This is the first of three blog posts about what I've learned running my little machine learning shop inside a 10K employee SaaS giant and through the previous 18 years of my software career.
In my long and storied experience one of the main ways things go wrong when delivering software is when the activity you have planned does not match the work you have to do.
Sizing software building tasks is hard. The work in building software varies from the mundane and simple to the arcane, unknown and complex - and it is entirely possible for size estimation to be as costly as the work itself.
It is easy to end up with the wrong plan for the work - and that's when you run into heaps of problems.
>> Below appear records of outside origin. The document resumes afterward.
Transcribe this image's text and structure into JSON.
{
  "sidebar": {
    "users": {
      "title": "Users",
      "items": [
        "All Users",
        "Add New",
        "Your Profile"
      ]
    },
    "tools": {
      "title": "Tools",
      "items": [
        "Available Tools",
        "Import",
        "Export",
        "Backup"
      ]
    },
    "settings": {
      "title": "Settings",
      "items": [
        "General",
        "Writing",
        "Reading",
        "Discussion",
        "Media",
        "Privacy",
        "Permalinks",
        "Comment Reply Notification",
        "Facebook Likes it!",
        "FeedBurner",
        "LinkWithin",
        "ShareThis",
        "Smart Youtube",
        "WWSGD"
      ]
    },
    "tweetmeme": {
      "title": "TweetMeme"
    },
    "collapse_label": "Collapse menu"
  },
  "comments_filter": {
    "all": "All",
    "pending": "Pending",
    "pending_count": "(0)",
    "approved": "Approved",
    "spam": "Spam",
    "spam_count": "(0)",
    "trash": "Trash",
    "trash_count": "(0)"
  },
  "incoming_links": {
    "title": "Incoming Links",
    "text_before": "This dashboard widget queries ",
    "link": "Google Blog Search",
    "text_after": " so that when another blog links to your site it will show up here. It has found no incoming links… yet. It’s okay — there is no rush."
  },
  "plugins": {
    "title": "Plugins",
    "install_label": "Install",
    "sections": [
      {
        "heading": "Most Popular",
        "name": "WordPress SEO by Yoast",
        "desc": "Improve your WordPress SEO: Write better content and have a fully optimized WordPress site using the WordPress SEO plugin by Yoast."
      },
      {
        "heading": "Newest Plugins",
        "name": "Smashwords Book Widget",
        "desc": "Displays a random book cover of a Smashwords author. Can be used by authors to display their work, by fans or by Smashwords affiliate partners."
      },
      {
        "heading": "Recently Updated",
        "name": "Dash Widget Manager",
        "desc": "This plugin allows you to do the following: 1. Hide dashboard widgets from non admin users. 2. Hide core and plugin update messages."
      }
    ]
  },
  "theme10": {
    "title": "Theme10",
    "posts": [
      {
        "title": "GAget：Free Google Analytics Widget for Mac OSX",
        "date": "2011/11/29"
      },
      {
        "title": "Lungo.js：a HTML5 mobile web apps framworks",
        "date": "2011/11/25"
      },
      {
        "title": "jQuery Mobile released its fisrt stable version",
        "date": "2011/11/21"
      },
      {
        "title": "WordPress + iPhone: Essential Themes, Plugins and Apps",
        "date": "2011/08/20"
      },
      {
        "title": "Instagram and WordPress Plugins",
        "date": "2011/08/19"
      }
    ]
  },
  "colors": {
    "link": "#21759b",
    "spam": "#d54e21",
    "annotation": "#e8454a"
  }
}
If you don't get it right, you're either under estimating or over estimating. We hear more about the under estimated activities - the deathmarch projects, and the cost overruns - but the converse problem is as common place and equally bad - it's the type of mistake organisations make, the origin of $10K toilet seats.
None of this is rocket science - but I thought I'd write it down since it explains so much of What Went Wrong when I look back at projects I've been involved with that have gone wrong.
What you did (Actual) vs What you should have done (Optimal)
|Actual ↓ / Optimal →||Project||Process||Task|
I decided to map it out in the table above. I've defined three levels of complexity of the activity you're undertaking
For the big problems you build a project - a full setup with communication, management, feedback, tracking, stakeholders, plans, dashboards. Projects are designed for the ad-hoc and at scale.
For a smaller problem, perhaps you do enough of them that you have a repeatable process you can rely on. There are well known steps, and well known concepts of handover from one step to the other. There might even be convenient tooling for you. If you do a lot of projects maybe you're really running a process instead when you do them
For the really simple we'll simply call it a task. It's a small thing that one or perhaps two people can finish in a short amount of time without the effort of coordinating or communicating too much about it.
When you went for a project, but should have used a fixed process everything's a question again. The repeatability of the process is gone - and of course you know have to deal with the cost of running the project.
When you rigorously pull even simple things through a tedious process, you spend a lot of time doing process theater - satisfying the process, not the task.
A classic is involving too many people in solving simple problems - invariably everyone will have an opinion - and invariably, the color of the bikeshed really isn't that big a deal.
The easiest way to undershoot is forgetting to plan altogether - this is the road to death march projects. But there are subtler ways too - like trying to steer a complex project, that requires a ton of signoffs and handoffs to succeed through a simple process. You end up blocked - either during the work, because you're lacking elements of the plan or - even worse - at the exit when there's just no fit between what you did and what you should have done.
There's also the more commonplace of not just checking the boxes - so you end up with a half baked solution instead of the more considered solution delivered by a well laid out process.